> Activity: Print the records below exactly as they appear. Omit all pictures.

+++

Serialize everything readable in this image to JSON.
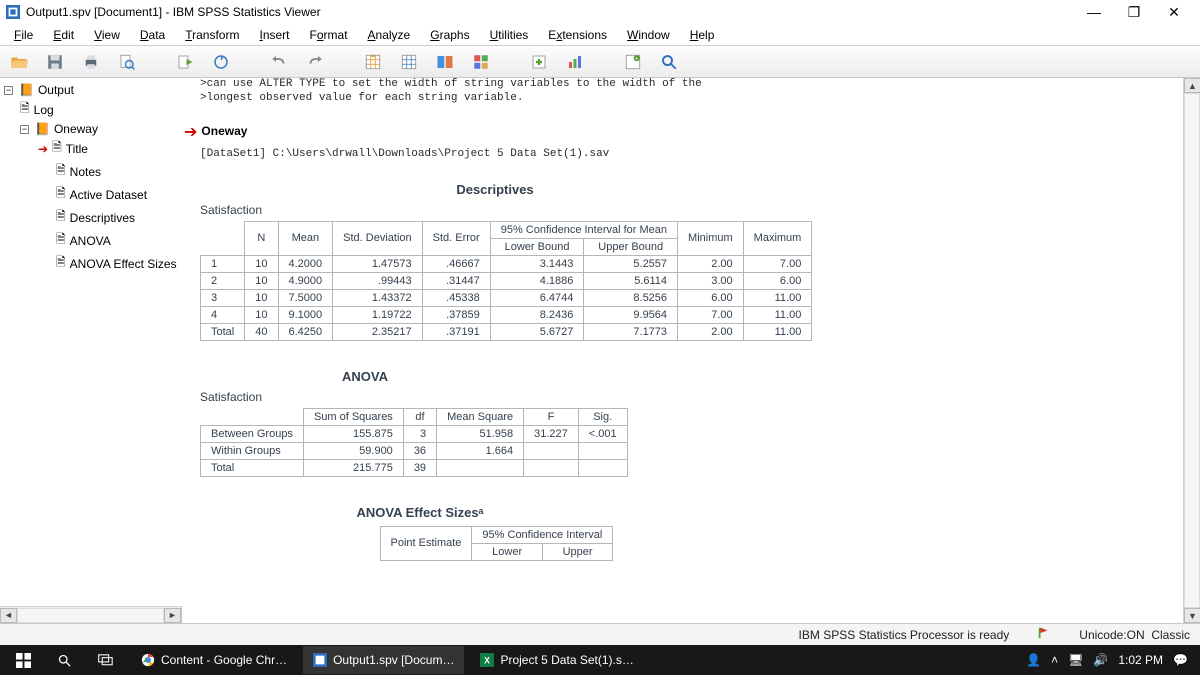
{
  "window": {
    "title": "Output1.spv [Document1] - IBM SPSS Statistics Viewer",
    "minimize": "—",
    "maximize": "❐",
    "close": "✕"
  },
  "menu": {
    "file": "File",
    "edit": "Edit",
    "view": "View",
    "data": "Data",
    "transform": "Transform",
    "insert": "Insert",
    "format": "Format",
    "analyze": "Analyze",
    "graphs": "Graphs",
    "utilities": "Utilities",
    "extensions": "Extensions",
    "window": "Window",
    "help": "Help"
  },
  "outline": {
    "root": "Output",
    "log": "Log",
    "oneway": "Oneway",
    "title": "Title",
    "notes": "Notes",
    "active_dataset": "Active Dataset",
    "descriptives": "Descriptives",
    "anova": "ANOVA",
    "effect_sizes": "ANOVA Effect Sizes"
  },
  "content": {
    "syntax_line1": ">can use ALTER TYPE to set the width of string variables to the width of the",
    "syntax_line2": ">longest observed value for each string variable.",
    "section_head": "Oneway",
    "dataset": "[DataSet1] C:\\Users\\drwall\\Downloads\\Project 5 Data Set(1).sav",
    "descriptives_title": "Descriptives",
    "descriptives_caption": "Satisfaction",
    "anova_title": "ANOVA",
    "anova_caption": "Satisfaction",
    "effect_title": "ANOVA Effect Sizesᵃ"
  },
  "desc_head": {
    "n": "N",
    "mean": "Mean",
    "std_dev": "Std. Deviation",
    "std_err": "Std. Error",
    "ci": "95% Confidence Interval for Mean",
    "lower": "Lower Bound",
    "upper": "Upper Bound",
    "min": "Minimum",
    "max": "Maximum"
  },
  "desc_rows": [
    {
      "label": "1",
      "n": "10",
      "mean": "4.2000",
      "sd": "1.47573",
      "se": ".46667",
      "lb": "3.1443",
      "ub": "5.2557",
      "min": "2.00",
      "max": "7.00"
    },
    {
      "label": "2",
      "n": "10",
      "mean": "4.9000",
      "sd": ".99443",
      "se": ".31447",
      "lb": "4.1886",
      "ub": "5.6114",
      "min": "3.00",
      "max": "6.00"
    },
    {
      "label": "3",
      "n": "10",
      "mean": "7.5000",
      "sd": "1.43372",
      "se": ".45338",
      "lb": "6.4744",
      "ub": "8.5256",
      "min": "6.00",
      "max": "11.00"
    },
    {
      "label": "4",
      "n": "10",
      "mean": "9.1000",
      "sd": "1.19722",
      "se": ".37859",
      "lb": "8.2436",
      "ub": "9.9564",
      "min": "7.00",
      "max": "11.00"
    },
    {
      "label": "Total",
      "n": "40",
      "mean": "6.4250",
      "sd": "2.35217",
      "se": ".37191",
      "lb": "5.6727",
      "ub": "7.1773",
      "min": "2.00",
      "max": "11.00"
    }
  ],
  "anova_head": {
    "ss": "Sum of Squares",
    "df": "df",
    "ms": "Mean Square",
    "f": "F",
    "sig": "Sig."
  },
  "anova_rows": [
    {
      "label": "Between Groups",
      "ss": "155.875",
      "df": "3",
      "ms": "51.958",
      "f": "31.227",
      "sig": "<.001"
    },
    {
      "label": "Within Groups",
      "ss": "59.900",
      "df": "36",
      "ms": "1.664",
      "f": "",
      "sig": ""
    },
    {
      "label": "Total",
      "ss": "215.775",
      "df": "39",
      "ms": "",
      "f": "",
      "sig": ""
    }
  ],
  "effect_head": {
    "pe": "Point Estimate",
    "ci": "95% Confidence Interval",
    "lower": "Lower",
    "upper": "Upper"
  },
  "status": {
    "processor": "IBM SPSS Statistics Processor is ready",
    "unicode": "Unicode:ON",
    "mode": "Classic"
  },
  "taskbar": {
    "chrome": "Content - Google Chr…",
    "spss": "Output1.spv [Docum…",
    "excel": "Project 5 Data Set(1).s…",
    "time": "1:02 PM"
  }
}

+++

> Written solution:
Serialize everything readable in this image to JSON.
{
  "window": {
    "title": "Output1.spv [Document1] - IBM SPSS Statistics Viewer",
    "minimize": "—",
    "maximize": "❐",
    "close": "✕"
  },
  "menu": {
    "file": "File",
    "edit": "Edit",
    "view": "View",
    "data": "Data",
    "transform": "Transform",
    "insert": "Insert",
    "format": "Format",
    "analyze": "Analyze",
    "graphs": "Graphs",
    "utilities": "Utilities",
    "extensions": "Extensions",
    "window": "Window",
    "help": "Help"
  },
  "outline": {
    "root": "Output",
    "log": "Log",
    "oneway": "Oneway",
    "title": "Title",
    "notes": "Notes",
    "active_dataset": "Active Dataset",
    "descriptives": "Descriptives",
    "anova": "ANOVA",
    "effect_sizes": "ANOVA Effect Sizes"
  },
  "content": {
    "syntax_line1": ">can use ALTER TYPE to set the width of string variables to the width of the",
    "syntax_line2": ">longest observed value for each string variable.",
    "section_head": "Oneway",
    "dataset": "[DataSet1] C:\\Users\\drwall\\Downloads\\Project 5 Data Set(1).sav",
    "descriptives_title": "Descriptives",
    "descriptives_caption": "Satisfaction",
    "anova_title": "ANOVA",
    "anova_caption": "Satisfaction",
    "effect_title": "ANOVA Effect Sizesᵃ"
  },
  "desc_head": {
    "n": "N",
    "mean": "Mean",
    "std_dev": "Std. Deviation",
    "std_err": "Std. Error",
    "ci": "95% Confidence Interval for Mean",
    "lower": "Lower Bound",
    "upper": "Upper Bound",
    "min": "Minimum",
    "max": "Maximum"
  },
  "desc_rows": [
    {
      "label": "1",
      "n": "10",
      "mean": "4.2000",
      "sd": "1.47573",
      "se": ".46667",
      "lb": "3.1443",
      "ub": "5.2557",
      "min": "2.00",
      "max": "7.00"
    },
    {
      "label": "2",
      "n": "10",
      "mean": "4.9000",
      "sd": ".99443",
      "se": ".31447",
      "lb": "4.1886",
      "ub": "5.6114",
      "min": "3.00",
      "max": "6.00"
    },
    {
      "label": "3",
      "n": "10",
      "mean": "7.5000",
      "sd": "1.43372",
      "se": ".45338",
      "lb": "6.4744",
      "ub": "8.5256",
      "min": "6.00",
      "max": "11.00"
    },
    {
      "label": "4",
      "n": "10",
      "mean": "9.1000",
      "sd": "1.19722",
      "se": ".37859",
      "lb": "8.2436",
      "ub": "9.9564",
      "min": "7.00",
      "max": "11.00"
    },
    {
      "label": "Total",
      "n": "40",
      "mean": "6.4250",
      "sd": "2.35217",
      "se": ".37191",
      "lb": "5.6727",
      "ub": "7.1773",
      "min": "2.00",
      "max": "11.00"
    }
  ],
  "anova_head": {
    "ss": "Sum of Squares",
    "df": "df",
    "ms": "Mean Square",
    "f": "F",
    "sig": "Sig."
  },
  "anova_rows": [
    {
      "label": "Between Groups",
      "ss": "155.875",
      "df": "3",
      "ms": "51.958",
      "f": "31.227",
      "sig": "<.001"
    },
    {
      "label": "Within Groups",
      "ss": "59.900",
      "df": "36",
      "ms": "1.664",
      "f": "",
      "sig": ""
    },
    {
      "label": "Total",
      "ss": "215.775",
      "df": "39",
      "ms": "",
      "f": "",
      "sig": ""
    }
  ],
  "effect_head": {
    "pe": "Point Estimate",
    "ci": "95% Confidence Interval",
    "lower": "Lower",
    "upper": "Upper"
  },
  "status": {
    "processor": "IBM SPSS Statistics Processor is ready",
    "unicode": "Unicode:ON",
    "mode": "Classic"
  },
  "taskbar": {
    "chrome": "Content - Google Chr…",
    "spss": "Output1.spv [Docum…",
    "excel": "Project 5 Data Set(1).s…",
    "time": "1:02 PM"
  }
}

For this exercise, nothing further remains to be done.